*** Block opens ***

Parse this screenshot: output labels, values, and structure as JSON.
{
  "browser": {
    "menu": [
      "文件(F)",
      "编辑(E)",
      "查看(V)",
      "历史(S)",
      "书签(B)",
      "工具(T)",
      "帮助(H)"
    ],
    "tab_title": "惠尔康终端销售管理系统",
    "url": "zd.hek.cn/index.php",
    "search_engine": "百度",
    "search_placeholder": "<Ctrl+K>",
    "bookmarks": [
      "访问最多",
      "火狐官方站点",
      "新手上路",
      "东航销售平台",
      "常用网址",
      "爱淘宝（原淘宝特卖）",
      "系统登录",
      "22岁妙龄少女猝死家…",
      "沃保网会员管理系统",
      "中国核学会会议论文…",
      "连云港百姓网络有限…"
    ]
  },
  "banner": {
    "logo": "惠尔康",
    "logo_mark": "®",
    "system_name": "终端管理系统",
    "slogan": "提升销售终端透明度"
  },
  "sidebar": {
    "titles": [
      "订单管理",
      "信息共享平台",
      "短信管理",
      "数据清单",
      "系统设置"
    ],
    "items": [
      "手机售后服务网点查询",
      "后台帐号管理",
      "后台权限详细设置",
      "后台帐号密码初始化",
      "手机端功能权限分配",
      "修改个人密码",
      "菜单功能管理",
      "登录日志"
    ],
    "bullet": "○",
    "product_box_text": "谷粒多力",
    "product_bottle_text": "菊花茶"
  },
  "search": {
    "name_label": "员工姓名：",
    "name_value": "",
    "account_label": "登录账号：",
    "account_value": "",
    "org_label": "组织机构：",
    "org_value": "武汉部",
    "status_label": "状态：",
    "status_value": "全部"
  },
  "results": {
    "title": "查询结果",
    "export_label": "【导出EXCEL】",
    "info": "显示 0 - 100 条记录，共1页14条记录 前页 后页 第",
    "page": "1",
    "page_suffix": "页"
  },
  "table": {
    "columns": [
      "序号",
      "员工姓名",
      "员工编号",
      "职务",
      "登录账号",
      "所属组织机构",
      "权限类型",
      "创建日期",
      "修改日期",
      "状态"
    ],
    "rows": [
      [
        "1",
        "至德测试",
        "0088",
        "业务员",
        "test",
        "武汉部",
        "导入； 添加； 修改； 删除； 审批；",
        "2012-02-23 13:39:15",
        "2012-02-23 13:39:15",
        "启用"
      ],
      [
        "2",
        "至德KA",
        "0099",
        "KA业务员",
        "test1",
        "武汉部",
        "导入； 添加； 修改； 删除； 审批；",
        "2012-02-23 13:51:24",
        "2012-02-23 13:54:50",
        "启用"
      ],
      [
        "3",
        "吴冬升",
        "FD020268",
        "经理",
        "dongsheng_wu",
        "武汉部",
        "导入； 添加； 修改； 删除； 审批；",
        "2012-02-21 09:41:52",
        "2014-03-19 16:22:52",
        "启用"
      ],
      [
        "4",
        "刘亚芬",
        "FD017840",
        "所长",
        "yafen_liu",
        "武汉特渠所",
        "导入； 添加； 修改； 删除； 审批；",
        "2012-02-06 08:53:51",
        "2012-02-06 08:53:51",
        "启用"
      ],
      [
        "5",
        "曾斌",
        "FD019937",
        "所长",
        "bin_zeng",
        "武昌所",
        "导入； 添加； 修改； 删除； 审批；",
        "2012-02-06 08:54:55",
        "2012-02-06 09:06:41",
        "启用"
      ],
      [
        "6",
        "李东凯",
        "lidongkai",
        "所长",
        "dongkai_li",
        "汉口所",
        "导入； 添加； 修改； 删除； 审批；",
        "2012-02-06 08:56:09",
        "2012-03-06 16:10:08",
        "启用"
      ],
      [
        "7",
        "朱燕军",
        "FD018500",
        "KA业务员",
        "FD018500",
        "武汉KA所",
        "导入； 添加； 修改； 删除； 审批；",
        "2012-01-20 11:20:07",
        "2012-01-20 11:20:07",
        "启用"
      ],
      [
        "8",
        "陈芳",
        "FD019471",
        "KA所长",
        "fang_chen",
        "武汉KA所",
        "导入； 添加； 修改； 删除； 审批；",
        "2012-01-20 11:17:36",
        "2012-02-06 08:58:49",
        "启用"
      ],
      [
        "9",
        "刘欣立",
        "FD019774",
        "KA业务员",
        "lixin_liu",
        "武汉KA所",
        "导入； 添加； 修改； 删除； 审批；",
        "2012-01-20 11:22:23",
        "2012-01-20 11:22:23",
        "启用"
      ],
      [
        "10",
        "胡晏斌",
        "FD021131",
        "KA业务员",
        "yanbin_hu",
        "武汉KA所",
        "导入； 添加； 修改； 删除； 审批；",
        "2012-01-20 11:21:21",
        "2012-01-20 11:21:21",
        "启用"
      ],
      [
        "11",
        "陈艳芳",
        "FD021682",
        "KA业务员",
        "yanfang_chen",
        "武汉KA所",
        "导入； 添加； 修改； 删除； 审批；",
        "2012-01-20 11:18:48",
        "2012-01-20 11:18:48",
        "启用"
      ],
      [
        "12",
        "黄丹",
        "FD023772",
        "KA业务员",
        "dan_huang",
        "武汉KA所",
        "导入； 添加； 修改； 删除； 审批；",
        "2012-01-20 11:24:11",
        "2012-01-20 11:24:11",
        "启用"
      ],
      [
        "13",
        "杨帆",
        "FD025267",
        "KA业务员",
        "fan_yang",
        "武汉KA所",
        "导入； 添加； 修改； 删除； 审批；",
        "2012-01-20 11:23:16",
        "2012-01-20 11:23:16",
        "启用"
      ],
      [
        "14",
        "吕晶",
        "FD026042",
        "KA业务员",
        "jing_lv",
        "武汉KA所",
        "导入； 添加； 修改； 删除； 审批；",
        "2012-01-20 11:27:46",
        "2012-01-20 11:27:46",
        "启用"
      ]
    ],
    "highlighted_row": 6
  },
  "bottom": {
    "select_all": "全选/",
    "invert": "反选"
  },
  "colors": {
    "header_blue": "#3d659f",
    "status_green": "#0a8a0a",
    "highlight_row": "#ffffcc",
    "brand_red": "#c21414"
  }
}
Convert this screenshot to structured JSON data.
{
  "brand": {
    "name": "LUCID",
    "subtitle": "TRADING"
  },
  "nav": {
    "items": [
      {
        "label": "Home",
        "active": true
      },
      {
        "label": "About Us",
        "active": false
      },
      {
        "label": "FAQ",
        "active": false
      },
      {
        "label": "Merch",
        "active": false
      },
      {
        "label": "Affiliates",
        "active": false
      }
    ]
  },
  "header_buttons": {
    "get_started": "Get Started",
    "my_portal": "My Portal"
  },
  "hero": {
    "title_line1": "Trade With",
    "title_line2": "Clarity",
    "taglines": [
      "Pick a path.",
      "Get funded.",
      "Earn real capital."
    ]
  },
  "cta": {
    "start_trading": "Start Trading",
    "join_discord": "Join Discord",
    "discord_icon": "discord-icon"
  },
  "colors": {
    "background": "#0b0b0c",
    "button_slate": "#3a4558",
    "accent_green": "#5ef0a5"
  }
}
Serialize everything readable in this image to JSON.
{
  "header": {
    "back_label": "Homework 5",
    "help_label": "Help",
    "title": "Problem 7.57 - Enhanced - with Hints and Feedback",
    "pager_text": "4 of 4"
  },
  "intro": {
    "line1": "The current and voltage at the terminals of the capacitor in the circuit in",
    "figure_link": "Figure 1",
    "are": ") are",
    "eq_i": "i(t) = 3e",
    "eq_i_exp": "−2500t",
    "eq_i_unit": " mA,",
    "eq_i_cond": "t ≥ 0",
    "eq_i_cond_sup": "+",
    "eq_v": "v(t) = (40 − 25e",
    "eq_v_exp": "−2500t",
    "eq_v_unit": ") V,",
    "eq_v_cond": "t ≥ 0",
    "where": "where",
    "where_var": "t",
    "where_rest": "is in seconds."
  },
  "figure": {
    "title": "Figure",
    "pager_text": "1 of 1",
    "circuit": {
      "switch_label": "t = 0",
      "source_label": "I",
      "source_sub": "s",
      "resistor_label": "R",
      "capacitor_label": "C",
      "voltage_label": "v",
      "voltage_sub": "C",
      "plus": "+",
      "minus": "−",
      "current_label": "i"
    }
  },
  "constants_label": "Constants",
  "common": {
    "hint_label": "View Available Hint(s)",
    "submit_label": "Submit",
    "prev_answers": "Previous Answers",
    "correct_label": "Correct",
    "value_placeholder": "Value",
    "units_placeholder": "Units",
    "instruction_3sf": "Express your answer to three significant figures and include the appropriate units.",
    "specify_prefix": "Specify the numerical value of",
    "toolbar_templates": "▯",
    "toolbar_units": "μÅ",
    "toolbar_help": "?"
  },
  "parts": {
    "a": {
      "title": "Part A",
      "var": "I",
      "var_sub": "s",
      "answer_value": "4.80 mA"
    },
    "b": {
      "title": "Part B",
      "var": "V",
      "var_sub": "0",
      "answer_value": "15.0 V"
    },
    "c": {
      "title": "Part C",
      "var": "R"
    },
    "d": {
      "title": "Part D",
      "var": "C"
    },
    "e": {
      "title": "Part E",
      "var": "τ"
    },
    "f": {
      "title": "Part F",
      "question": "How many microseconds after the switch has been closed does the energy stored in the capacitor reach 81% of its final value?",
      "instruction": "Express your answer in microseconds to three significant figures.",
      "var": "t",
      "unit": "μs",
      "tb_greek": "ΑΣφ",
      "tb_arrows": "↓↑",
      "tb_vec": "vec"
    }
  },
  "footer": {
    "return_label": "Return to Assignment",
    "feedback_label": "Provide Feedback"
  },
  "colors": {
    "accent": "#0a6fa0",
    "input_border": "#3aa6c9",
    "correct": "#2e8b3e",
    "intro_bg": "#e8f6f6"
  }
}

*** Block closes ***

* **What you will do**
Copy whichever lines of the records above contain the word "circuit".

* **Solution for this task**
    "line1": "The current and voltage at the terminals of the capacitor in the circuit in",
    "circuit": {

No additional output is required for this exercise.